    Clarke TC, Black LI, Stussman BJ, Barnes PM, Nahin RL (2015) Trends in the use of complementary health approaches among adults: United States, 2002–2012. National health statistics reports; no 79. National Center for Health Statistics, Hyattsville

    Google Scholar 

  41. 41.

    Marketsandmarkets.com. Probiotic ingredients market by function (regular, preventative, therapy), application (food & beverage, dietary supplements & animal probiotics), ingredient (bacteria & yeast), and by region - global trends & forecast to 2020. Available at: http://www.marketsandmarkets.com/Market-Reports/probiotic-market-advanced-technologies-and-global-market-69.html. Accessed 8 Jan 2019

  42. 42.

    National Center for Complementary and Integrative Health. US National Institutes of Health. Probiotics: in depth. Consulted 16/10/2018. Available from https://nccih.nih.gov/health/probiotics/introduction.htm

Download references


LCC and RAB are funded by Spanish Ministry of Economy and Competitiveness (CSO2015-65594-C2-2-R0).

Author information



Corresponding author

Correspondence to José Luis Aleixandre.

Ethics declarations

Conflict of Interest

The authors declare that they have no conflict of interest.

The authors do not have a financial relationship with the organization that sponsored the research.

Additional information

Publisher’s Note

Springer Nature remains neutral with regard to jurisdictional claims in published maps and institutional affiliations.

Rights and permissions

Reprints and Permissions

About this article

Verify currency and authenticity via CrossMark

Cite this article

Aleixandre-Tudó, J.L., Castelló-Cogollos, L., Aleixandre, J.L. et al. Tendencies and Challenges in Worldwide Scientific Research on Probiotics.

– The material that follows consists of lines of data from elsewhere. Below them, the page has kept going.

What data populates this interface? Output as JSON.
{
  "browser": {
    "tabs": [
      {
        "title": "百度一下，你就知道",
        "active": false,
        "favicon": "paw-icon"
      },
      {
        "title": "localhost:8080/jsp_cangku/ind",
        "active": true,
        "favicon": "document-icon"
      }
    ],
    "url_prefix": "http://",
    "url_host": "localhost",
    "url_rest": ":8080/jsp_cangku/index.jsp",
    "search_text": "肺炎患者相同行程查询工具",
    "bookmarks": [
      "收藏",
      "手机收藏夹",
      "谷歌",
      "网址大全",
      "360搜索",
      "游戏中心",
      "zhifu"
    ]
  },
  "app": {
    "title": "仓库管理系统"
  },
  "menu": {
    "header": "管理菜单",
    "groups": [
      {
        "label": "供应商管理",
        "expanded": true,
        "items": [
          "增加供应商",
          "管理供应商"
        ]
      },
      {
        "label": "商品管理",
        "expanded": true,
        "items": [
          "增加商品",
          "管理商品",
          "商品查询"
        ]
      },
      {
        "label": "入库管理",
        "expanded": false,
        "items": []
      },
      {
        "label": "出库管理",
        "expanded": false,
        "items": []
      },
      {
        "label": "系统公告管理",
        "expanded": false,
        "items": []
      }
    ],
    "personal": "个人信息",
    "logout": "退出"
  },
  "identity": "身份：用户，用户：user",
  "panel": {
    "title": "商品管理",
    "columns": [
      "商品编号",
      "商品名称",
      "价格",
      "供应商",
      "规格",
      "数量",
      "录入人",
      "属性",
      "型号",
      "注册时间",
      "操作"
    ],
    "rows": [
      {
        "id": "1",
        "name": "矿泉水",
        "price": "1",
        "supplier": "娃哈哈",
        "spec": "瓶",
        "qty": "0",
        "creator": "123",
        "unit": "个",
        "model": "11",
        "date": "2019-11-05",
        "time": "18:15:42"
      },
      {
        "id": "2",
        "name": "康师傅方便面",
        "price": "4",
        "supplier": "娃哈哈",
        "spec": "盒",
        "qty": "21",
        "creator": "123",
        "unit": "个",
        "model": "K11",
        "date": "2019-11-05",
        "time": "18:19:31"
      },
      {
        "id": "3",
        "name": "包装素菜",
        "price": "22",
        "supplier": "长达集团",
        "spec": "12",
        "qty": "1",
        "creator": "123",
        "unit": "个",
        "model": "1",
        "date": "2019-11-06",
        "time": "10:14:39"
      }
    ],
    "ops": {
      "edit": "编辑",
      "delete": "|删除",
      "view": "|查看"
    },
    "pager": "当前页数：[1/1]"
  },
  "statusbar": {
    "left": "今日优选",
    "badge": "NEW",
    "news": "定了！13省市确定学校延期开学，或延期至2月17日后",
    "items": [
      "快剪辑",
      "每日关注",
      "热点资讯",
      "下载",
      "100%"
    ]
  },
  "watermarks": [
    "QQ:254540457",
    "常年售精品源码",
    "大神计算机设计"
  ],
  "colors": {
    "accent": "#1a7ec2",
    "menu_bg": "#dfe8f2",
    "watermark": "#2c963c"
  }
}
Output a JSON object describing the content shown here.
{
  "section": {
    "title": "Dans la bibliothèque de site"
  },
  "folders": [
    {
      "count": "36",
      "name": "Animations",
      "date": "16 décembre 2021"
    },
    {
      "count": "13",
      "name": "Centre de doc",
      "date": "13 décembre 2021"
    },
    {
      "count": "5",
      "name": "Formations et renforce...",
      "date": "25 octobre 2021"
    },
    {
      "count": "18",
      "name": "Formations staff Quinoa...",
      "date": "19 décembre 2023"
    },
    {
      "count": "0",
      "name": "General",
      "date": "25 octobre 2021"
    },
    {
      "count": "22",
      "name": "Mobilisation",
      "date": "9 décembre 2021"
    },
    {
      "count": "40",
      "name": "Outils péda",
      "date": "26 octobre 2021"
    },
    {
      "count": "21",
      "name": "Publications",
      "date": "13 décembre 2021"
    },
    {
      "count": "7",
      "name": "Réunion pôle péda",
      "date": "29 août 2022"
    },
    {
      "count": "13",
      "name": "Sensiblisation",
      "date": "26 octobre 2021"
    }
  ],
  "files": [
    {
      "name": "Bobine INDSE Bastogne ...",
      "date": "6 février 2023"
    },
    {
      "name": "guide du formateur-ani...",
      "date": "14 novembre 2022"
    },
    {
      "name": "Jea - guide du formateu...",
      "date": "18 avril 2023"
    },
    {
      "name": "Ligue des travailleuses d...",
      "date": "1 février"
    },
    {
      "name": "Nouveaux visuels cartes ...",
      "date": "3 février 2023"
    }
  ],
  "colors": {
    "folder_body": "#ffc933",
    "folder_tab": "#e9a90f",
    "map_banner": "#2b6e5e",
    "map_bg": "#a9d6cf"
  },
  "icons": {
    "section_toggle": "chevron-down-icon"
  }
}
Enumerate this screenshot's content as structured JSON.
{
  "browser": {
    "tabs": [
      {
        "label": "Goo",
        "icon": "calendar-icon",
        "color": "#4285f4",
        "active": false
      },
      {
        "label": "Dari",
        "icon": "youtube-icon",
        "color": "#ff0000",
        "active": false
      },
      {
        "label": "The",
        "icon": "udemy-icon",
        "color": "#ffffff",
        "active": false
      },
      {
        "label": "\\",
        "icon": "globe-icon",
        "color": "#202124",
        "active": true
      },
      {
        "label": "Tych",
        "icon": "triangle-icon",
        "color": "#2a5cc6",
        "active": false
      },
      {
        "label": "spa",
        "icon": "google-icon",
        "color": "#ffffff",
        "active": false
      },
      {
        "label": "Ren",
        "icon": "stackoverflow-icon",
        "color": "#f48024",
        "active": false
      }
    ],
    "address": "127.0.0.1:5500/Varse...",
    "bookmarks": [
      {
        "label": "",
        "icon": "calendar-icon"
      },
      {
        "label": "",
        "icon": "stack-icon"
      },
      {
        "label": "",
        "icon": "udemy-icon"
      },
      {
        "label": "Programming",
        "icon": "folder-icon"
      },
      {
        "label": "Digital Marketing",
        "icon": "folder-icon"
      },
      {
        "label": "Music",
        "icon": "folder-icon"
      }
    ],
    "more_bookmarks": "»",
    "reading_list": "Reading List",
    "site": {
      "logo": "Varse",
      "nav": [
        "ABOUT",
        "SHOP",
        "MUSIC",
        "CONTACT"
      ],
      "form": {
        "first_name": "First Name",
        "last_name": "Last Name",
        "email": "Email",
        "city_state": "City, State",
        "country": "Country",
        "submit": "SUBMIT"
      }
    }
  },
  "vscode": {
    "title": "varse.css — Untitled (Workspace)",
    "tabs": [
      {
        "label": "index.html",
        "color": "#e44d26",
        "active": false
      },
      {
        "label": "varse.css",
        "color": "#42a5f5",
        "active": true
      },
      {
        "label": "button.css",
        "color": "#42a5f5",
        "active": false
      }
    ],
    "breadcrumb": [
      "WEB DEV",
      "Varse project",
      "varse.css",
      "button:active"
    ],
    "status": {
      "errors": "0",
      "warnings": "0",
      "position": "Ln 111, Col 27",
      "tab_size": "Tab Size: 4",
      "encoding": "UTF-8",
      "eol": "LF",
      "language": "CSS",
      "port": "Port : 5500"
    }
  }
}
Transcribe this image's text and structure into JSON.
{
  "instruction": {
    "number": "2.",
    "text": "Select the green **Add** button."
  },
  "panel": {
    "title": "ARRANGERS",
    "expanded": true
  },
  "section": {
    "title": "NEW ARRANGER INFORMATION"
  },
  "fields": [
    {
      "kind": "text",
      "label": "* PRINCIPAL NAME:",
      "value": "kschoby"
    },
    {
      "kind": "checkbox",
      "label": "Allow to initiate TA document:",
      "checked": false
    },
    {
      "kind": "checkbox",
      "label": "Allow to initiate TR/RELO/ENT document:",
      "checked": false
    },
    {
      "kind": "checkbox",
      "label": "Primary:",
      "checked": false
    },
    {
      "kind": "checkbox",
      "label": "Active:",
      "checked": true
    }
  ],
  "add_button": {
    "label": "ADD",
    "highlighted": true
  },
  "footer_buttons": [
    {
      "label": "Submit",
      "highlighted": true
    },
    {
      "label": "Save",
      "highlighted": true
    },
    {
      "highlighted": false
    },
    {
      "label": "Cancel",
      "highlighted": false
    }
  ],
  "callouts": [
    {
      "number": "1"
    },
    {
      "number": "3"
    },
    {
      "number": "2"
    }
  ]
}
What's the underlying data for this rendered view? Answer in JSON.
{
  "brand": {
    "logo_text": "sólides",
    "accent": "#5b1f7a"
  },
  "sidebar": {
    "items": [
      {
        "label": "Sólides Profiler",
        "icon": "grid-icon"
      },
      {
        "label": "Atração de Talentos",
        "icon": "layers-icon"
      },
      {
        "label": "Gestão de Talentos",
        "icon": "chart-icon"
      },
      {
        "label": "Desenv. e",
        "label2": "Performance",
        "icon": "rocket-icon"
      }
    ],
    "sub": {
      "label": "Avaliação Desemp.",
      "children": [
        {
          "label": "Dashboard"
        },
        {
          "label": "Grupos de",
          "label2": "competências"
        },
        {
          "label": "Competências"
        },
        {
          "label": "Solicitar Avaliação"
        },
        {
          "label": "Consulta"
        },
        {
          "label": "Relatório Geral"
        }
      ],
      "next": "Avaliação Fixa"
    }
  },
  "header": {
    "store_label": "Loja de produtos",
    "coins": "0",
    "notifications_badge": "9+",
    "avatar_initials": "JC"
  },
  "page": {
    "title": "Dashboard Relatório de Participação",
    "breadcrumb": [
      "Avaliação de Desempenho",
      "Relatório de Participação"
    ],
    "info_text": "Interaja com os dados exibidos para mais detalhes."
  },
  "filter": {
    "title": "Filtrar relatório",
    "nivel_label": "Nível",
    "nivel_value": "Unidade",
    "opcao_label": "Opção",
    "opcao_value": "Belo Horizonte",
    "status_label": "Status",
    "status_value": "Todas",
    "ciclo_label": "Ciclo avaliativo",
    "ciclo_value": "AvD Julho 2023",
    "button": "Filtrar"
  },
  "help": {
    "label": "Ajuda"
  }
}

Probiotics & Antimicro. Prot. 12, 785–797 (2020). https://doi.org/10.1007/s12602-019-09591-0

Download citation


  • Scientific research
  • Probiotics
  • International collaboration
  • Journals
  • Hot papers